This implementation gives us the basis for actually annotating schemas and unmarshalling from real document instances to test the viability of our approach, and explore its appropriateness to the three broad use-cases as outlined above in Work Package 1. The deliverables will be annotated versions of schemas for a number of the test cases delivered by Work Package 1 above, along with improved versions of the deliverables from Task 3.1.
Work Package 4: From Low- to High-level Annotation
To achieve our goal of appropriate modularisation, we need to elaborate the first deliverable from Work Package 3 above (the schema-annotation to stylesheet compiler) so that instead of implementation-language-dependent annotation vocabularies which can be compiled directly to application-structure-building stylesheets, we can annotate a schema in a domain-appropriate high-level modelling language such as Entity-Relation, EXPRESS or UML, and then parameterise the compilation process by a further specification of the correspondence between terms in that high-level model and implementation terms in a particular operating environment. The deliverables are thus parallel to those of Tasks 3.1 and 3.2 above, but based on high-level annotation and parameterised compilation.
Work Package 5: Marshalling
All the above has focussed on unmarshalling from XML documents into application structures. This Work Package turns to the question of marshalling application structures into XML documents. There are two different approaches to be explored here. The first is based on compiling the annotations of Work Package 3 into e.g. methods for the classes involved to achieve marshalling functionality. We are not aware of any language-independent precedent for this, in cases where the document structure was designed prior to or independently from the application data model.
Ambiguity and overloading are the obvious stumbling blocks. The alternative, although more speculative, also offers more if it is successful. There is some literature in areas of formal language theory applied to layout (e.g. Feng 1993) and applied to translation (e.g. Yellin 1988) which explores the annotation of one of a pair of grammars, either context-free or finite-state, with information about its relation to the other.
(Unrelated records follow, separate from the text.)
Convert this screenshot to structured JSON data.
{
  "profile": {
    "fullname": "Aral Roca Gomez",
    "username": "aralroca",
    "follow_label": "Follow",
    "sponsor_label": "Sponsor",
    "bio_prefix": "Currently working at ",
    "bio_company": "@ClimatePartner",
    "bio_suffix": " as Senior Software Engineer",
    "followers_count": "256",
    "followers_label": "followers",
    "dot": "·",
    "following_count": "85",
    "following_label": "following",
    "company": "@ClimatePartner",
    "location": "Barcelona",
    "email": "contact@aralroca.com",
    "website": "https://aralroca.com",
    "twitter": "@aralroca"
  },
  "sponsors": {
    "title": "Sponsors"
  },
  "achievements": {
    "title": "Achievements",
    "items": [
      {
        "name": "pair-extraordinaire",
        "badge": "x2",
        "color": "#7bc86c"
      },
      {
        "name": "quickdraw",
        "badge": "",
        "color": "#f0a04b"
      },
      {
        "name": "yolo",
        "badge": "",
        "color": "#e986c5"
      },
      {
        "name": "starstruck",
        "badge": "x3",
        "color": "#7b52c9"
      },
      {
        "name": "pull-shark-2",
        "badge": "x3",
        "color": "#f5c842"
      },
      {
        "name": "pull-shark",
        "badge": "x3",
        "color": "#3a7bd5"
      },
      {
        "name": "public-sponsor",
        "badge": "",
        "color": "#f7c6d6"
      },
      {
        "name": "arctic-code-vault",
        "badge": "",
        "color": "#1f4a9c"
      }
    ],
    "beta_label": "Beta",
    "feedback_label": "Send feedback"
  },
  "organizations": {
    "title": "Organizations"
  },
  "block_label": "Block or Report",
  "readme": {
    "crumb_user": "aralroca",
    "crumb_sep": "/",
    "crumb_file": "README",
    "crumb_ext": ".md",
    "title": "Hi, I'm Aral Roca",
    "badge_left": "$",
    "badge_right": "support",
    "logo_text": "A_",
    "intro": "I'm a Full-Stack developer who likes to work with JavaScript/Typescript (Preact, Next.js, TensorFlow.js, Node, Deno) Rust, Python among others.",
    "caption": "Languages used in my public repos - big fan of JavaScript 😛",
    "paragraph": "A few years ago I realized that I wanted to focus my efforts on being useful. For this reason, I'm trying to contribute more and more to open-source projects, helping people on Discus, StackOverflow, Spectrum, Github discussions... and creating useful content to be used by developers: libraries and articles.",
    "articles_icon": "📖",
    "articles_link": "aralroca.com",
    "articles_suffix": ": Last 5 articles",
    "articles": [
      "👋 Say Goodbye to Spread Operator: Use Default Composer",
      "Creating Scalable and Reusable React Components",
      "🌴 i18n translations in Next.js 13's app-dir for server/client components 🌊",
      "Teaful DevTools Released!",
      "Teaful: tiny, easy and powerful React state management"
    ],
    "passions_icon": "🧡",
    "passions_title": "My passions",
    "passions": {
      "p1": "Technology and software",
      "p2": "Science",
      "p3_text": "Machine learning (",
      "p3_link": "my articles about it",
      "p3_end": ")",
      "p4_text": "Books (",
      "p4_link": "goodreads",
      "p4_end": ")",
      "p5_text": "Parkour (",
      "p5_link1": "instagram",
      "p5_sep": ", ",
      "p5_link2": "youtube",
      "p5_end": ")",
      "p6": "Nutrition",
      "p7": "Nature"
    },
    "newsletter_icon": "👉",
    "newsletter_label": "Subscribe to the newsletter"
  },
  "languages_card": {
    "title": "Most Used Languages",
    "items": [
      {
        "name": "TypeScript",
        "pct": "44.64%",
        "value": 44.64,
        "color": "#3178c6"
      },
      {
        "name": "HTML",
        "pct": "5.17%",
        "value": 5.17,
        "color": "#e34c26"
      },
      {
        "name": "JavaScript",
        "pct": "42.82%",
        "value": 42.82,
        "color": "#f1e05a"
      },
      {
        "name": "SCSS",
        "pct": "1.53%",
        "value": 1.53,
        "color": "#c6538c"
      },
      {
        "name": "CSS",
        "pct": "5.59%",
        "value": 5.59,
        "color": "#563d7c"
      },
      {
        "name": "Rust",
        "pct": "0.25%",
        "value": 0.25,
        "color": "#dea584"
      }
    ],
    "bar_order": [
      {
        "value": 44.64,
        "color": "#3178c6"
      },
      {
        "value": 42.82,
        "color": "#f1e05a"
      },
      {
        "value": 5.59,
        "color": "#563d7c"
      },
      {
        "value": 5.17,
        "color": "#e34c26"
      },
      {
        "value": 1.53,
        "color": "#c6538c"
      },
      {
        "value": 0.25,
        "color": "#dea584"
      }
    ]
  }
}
The work may offer help in at least identifying properties of document schemas (which are isomorphic to context-free grammars) and application data models (which are relatable to grammars in most cases) which would be necessary to allow the automatic creation of marshalling understood as a similar sort of transformation as in the unmarshalling case.
Work Package 6: Second-order compilation
When an application data model exists, but no document definition work has been done to support XML receipt or delivery, automatic generation of an XML schema complete with annotation would fit well into the overall picture.
Task 6.1 Design Exploration
In principle it would be best to start at the modelling language level, then map from UML or EXPRESS or RDF schema to
1) an XML Schema;
2) the necessary schema annotations.
The major stumbling block that we envisage is when there are re-entrancies or circularities in the application model: when to choose foreign keys/ ID- IDREF/linking vs. embedding. The work on dataguides introduced above offers a promising place to start, going from data 1#1 semi-structured data 1#1 data guide 1#1 schema. How to generate the appropriate mapping annotations as part of this process is an open question.
Task 6.2: Implement and Evaluate
For evaluation, we can take the second-order compiler, apply it to a model for which we actually do have an existing schema, e.g. XML Schema itself, and compare results.